New Zealand's refugee quota jumps to 1500 per year from July 2020, Government announces

New Zealand’s refugee quota will be raised to 1500, Prime Minister Jacinda Ardern announced today. 

It was previously 1000, after being increased by the National-led Government from 750 in 2016.

That's 500 extra people who'll be making New Zealand home annually. Source: 1 NEWS

"It is the right thing to do," said Ms Ardern. 

"It puts New Zealand much more in line with the humanitarian policies of other developed countries."

Deputy PM Winston Peters said the increase was "about people, not about politics and controversy". 

The NZ First leader said the increase was “always on the cards”. Source: 1 NEWS

The new quota will take effect from July 2020. 

Major points

- There will be six new settlement locations, on top of re-establishing Christchurch as a settlement location.

- Expanding the public housing supply for 150 extra refugee families is expected to cost $32.5 million over three years. 

- Budget 2018 included money to build new accommodation blocks at the Mangere Refugee Resettlement Centre 

ONN 1 News at 6 promo image
For more on this story, watch 1 NEWS at 6pm. Source: 1 NEWS

Background

Yesterday, Ms Ardern told media she wanted to see the current quota increased but a sticking point has been the vastly different policy positions of Labour's Government partners. 

Labour pledged to raise the quota to 1500 and the Green Party aimed for a quota of 5000.

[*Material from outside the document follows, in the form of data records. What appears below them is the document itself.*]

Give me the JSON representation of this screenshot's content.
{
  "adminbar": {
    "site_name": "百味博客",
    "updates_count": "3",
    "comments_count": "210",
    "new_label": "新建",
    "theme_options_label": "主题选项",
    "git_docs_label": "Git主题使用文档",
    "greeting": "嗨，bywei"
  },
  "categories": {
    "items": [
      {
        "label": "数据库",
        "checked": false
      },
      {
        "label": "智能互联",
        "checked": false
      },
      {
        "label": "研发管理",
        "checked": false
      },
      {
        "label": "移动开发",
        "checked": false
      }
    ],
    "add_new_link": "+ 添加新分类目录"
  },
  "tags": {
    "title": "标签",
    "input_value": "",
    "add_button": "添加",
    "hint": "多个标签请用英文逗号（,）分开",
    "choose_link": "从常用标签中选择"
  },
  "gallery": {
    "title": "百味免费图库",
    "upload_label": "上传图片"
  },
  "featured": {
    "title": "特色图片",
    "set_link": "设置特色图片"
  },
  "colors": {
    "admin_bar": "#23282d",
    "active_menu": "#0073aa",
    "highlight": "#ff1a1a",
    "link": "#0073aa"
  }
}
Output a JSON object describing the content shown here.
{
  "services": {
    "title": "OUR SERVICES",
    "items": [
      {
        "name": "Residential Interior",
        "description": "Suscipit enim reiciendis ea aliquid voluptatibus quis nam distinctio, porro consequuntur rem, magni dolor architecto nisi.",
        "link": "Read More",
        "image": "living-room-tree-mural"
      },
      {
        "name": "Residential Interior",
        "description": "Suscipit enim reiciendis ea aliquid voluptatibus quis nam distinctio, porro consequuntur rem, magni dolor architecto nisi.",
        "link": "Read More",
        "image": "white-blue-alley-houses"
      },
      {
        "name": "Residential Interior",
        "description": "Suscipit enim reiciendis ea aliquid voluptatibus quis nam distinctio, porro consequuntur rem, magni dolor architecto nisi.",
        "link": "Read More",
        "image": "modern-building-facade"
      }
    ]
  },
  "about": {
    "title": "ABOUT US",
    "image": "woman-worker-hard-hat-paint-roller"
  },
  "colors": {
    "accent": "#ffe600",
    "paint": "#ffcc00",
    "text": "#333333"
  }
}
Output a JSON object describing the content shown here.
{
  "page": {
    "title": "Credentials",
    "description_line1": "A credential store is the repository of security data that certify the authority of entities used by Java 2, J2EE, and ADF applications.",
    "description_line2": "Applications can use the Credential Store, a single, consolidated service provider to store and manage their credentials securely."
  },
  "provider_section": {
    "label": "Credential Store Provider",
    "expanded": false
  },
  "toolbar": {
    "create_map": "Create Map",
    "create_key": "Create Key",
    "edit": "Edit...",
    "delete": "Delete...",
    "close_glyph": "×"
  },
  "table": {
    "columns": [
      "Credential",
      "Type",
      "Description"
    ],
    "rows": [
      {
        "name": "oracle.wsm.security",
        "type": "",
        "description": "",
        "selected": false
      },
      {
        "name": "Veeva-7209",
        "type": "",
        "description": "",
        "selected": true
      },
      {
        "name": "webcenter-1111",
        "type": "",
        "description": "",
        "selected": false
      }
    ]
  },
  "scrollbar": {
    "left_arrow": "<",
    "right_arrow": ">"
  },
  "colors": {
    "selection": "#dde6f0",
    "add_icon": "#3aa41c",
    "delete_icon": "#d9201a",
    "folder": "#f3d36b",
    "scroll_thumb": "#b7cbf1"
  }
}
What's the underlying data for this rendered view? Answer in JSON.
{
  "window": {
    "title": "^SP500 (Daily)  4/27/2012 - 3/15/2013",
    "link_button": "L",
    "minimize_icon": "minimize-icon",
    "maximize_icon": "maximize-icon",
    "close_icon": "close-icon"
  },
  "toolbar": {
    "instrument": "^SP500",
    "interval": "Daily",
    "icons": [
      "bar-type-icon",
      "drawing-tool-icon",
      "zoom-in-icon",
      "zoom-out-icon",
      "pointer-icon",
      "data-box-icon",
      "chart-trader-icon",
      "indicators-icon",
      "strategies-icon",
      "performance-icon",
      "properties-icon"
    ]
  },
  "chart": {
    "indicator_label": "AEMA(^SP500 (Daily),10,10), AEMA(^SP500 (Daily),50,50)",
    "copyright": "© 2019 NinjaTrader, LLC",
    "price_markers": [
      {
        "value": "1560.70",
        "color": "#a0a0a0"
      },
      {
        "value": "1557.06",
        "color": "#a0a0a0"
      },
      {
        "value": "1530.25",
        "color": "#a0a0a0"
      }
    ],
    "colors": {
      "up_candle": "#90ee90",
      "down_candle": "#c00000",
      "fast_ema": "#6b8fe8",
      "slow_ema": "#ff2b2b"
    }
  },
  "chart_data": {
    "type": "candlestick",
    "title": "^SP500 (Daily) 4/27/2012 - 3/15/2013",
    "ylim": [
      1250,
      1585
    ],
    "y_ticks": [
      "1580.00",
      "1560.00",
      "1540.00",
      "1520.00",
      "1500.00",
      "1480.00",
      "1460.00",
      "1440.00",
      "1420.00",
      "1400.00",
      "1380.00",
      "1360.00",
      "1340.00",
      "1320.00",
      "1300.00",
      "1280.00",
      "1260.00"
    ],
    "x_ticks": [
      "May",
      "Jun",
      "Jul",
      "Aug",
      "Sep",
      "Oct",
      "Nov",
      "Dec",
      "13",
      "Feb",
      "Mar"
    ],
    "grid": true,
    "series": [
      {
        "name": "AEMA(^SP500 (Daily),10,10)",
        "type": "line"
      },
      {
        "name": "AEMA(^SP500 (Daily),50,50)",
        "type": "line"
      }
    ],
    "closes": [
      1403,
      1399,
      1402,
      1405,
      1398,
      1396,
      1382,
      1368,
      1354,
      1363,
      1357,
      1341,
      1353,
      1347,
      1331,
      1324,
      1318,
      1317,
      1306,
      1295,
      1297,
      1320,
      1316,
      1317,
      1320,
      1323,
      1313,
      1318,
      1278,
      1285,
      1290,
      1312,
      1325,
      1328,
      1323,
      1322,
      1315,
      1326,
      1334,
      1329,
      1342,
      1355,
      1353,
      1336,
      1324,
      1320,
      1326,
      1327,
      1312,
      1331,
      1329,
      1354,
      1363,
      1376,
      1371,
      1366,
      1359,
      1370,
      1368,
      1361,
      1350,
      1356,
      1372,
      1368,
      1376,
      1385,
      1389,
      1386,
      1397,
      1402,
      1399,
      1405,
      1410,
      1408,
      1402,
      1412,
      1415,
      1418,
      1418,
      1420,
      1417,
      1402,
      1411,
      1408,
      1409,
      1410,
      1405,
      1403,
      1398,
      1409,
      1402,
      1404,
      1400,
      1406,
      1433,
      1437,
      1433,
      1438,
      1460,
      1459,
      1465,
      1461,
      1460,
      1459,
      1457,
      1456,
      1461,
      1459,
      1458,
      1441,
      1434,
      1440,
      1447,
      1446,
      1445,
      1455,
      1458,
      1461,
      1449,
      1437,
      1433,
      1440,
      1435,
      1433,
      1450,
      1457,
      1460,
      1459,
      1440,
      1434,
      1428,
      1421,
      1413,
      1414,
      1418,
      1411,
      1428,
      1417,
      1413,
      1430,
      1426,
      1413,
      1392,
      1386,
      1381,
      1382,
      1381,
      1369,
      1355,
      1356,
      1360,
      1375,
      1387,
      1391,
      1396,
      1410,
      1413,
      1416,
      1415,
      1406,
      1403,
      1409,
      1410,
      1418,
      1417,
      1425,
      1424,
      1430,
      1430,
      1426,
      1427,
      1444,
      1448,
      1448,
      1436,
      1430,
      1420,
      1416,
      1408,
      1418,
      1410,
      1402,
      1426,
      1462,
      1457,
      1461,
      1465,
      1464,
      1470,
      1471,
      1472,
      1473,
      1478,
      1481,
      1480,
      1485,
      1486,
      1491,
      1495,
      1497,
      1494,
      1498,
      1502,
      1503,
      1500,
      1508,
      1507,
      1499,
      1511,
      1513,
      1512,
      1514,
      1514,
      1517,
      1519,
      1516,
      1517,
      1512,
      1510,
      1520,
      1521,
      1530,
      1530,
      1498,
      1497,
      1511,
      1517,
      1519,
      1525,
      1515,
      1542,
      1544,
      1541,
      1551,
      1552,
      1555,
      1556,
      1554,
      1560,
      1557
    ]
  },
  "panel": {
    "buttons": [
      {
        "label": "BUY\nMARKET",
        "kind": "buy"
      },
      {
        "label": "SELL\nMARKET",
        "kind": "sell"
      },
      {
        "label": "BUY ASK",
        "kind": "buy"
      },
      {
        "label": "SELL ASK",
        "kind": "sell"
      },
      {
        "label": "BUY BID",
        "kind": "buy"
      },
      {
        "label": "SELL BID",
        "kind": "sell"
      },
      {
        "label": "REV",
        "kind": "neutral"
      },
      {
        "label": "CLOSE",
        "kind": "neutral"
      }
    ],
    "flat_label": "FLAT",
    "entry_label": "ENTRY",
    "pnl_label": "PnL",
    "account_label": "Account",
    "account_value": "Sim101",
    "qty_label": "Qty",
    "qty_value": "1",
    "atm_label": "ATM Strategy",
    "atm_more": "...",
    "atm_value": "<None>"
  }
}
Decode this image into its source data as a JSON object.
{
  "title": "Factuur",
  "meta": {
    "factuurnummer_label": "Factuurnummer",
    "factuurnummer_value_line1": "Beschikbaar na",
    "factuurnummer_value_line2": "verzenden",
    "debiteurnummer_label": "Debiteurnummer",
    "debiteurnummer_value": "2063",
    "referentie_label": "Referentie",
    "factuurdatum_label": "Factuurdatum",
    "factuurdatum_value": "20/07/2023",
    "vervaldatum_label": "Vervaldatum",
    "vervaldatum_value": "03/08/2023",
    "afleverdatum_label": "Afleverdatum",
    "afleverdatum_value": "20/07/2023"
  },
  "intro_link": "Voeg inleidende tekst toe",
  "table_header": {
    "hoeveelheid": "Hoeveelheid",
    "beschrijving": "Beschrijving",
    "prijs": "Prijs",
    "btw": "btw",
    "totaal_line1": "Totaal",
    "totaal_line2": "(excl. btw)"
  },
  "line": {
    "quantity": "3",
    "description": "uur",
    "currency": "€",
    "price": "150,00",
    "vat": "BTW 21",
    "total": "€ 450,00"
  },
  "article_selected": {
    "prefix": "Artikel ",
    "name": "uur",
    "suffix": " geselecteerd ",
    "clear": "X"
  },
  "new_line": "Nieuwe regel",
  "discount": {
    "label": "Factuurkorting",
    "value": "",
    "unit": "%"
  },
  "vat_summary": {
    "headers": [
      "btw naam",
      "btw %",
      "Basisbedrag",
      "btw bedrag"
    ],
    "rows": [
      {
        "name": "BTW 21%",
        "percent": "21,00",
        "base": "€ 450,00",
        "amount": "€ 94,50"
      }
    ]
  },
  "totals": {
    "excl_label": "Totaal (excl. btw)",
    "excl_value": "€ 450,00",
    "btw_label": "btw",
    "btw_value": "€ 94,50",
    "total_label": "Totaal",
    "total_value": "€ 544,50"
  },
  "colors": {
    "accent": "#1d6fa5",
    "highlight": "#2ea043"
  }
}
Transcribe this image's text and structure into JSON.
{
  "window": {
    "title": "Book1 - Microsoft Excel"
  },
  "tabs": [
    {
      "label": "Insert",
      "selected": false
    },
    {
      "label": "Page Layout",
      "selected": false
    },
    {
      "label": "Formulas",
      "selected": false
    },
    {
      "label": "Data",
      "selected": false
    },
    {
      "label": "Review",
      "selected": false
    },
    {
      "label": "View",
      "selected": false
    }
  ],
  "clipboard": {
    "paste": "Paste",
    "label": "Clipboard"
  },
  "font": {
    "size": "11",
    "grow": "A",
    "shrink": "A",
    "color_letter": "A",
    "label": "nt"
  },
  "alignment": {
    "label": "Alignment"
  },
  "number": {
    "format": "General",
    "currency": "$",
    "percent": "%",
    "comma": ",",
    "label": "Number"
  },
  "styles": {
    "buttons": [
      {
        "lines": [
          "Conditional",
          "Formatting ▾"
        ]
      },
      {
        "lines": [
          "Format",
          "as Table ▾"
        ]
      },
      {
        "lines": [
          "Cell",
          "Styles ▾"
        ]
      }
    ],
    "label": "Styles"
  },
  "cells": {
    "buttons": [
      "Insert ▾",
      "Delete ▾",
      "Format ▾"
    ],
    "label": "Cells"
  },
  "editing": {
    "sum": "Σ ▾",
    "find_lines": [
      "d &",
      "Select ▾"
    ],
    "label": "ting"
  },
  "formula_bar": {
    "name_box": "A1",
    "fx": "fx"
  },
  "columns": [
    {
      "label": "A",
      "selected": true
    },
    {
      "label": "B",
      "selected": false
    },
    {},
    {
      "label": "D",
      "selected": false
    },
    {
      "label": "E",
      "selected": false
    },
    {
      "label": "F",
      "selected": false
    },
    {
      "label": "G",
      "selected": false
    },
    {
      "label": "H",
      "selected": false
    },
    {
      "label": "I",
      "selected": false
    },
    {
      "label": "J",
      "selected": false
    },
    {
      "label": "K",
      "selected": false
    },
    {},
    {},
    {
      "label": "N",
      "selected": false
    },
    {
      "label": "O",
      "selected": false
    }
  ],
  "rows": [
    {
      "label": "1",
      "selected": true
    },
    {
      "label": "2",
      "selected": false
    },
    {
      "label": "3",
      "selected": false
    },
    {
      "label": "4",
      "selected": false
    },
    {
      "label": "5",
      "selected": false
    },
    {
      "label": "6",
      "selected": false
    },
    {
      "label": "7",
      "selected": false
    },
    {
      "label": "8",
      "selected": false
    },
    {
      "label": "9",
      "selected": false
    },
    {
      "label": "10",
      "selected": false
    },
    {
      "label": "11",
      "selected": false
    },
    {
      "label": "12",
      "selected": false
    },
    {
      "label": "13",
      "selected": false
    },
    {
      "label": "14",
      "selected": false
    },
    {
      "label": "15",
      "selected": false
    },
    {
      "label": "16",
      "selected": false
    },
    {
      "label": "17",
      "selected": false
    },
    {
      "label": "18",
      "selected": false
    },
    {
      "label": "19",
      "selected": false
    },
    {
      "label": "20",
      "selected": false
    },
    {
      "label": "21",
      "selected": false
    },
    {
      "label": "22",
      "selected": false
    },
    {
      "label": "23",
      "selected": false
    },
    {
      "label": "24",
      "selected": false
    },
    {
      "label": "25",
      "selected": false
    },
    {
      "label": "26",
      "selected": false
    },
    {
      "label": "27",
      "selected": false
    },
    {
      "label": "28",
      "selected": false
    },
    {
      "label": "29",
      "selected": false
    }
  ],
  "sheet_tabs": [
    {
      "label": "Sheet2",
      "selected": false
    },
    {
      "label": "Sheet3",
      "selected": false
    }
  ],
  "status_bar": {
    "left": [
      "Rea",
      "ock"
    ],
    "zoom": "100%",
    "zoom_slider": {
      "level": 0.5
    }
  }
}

Earlier this month NZ First's Winston Peters told media in Nauru that the focus needed to be on New Zealanders struggling at home.

"We have 50,000 people who are homeless back home and I can show you parts of Northland where people are living in degradation," Mr Peters said, while being questioned at the Pacific Islands' Forum.

National's Simon Bridges said yesterday if the refugee quota was lower than 1500 it would be a demonstration of "Winston Peters undermining the Prime Minister".

"If you look at the Prime Minister's rhetoric she's made great play about being a globalist, a progressive with soaring rhetoric on these issues.

"It's all very well to do the photo ops, the international pieces, but when you've got important questions like this back home that... [are] now are up in the air because of a lack of unanimity and cohesion."

PM Jacinda Ardern made the announcement today. Source: 1 NEWS


Bert and Ernie aren't gay, Sesame Street insists as persistent puppet sexuality rumours swell again

On again off again gay rights icons Bert and Ernie aren't gay. Repeat: The famous puppets are not in a same-sex relationship.

That's the word from the producers of Sesame Street, who had to quell rumours about the duo's personal life yet again today after the theory - oft repeated over the show's nearly 50-year history -- was stoked by an interview with a former writer.

"I always felt that without a huge agenda, when I was writing Bert & Ernie, they were (gay)," said Mark Saltzman, who wrote for the show throughout most of the 1980s, in an interview with LGBTQ website Queerty.

"I don't think I'd know how else to write them, but as a loving couple... Because how else?"

Mr Saltzman said he was inspired to write their loving interactions and minor quibbles by his own relationship.

But in a tweet this morning, Sesame Street issued a statement insisting that "they remain puppets, and do not have a sexual orientation".

"As we have always said, Bert and Ernie are best friends," producers said. "They were created to teach preschoolers that people can be good friends with those who are very different from themselves."

A writer previously revealed he wrote the roommates as a gay couple, but Sesame Workshop says none of the show’s puppets have a sexual orientation. Source: 1 NEWS